Ultima Vez Modificado: 1 de diciembre del 2004
The holiday season is not always joyous for everyone. For those struggling with serious issues, such as cancer, the holiday season can be a time of loneliness and depression. Harold Benjamin, PhD, founder of The Wellness Community, America's leading support program devoted to providing free psychological and emotional support to cancer patients and their families, offers the following holiday tips for FRIENDS and RELATIVES of cancer patients:
1. Make plans for Christmas, Chanukah, New Year or even next New Year -- making
plans for the future means that there is a future in their future.
2. Share your life with them to an even greater extent -- this is the season of love and
affection. Be a part of their lives. Make them a part of yours.
3. Include them in everything -- don't you make the decisions as to what they can and
can't do. Don't take away any more control than they have already had to give up.

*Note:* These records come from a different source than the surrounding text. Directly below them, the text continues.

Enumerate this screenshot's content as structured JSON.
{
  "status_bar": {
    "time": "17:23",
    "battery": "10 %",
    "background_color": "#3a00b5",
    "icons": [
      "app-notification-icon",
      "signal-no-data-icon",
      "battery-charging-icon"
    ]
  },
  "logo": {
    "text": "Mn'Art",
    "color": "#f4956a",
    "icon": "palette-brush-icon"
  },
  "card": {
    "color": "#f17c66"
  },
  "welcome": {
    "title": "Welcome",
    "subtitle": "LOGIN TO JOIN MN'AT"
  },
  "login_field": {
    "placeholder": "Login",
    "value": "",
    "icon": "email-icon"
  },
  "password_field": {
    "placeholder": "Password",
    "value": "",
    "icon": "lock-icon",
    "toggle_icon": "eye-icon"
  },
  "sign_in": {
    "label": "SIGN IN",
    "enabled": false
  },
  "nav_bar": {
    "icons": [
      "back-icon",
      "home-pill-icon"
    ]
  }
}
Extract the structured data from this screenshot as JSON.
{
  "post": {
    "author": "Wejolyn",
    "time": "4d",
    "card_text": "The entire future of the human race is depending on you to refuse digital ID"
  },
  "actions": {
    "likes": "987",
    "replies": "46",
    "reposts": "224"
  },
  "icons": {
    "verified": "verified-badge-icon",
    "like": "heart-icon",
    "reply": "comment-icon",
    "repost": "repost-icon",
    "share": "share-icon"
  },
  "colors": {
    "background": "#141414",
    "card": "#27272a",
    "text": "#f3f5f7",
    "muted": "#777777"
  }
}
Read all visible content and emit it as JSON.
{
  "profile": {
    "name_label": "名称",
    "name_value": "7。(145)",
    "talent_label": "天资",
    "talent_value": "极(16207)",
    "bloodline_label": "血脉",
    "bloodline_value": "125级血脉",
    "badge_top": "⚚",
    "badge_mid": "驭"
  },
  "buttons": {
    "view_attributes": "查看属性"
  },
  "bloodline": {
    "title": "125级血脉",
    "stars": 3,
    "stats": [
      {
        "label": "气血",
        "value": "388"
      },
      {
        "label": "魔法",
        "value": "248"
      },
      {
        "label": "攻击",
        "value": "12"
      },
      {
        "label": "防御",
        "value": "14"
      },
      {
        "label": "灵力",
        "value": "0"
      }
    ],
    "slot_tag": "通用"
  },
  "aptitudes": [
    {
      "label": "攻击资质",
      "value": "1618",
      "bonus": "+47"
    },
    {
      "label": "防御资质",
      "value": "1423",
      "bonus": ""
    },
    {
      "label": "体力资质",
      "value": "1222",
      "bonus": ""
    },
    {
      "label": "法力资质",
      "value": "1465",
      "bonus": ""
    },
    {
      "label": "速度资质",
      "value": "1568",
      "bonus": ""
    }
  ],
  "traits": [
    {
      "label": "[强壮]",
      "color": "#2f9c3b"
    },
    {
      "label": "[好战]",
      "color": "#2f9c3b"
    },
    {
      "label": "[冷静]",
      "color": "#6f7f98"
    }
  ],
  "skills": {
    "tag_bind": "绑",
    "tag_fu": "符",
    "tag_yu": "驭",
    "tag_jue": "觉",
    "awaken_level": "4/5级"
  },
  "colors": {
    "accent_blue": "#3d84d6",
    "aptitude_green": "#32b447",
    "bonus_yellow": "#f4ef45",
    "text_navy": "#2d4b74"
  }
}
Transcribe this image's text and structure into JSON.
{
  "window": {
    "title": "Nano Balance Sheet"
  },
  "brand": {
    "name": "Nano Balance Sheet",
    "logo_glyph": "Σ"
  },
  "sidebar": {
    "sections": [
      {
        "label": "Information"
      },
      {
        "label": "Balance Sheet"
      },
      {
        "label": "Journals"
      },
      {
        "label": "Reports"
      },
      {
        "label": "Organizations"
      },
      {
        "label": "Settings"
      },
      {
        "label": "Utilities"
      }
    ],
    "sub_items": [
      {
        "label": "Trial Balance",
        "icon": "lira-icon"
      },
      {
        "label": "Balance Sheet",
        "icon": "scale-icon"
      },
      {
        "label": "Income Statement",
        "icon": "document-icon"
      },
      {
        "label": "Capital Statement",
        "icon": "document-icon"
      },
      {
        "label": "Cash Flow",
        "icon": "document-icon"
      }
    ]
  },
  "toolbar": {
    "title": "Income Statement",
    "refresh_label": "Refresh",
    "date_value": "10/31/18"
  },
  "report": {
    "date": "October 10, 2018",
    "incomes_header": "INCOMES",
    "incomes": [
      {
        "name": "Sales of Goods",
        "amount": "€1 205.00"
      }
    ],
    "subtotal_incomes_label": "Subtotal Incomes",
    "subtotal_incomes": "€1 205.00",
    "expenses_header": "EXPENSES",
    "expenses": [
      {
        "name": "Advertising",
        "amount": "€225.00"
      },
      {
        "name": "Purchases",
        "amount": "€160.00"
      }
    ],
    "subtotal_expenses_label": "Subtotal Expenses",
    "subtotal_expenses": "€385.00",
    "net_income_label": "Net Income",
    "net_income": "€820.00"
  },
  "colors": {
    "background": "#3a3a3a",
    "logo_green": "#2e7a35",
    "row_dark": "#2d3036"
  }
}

4. This might be a good time to invite them to talk about how they are feeling -- what the
holidays mean to them and to you.
5. Touching and hugging is particularly appropriate now.
6. Spend time with them -- don't abandon them. The gift of time is, after all, the most precious gift you can give each other.
7. Share your laughter and joy of the holiday season. Life isn't over with the diagnosis -- not by a longshot.
8. Do some of their "chores" -- whatever that word means to both of you. Be of as much practical help as you can. Ask them how you can help them fight for recovery.
9. This is also the time to demonstrate the degree of your love or affection, not the time to be timid or bashful.
10. Have a joyful time yourself -- for all the obvious reasons.Imprima English
Feb 28, 2012 - For patients with chronic myeloid leukemia that fails to respond to interferon alpha therapy, treatment with imatinib is associated with long-term survival of 68 percent, according to a study published online Feb. 27 in Cancer.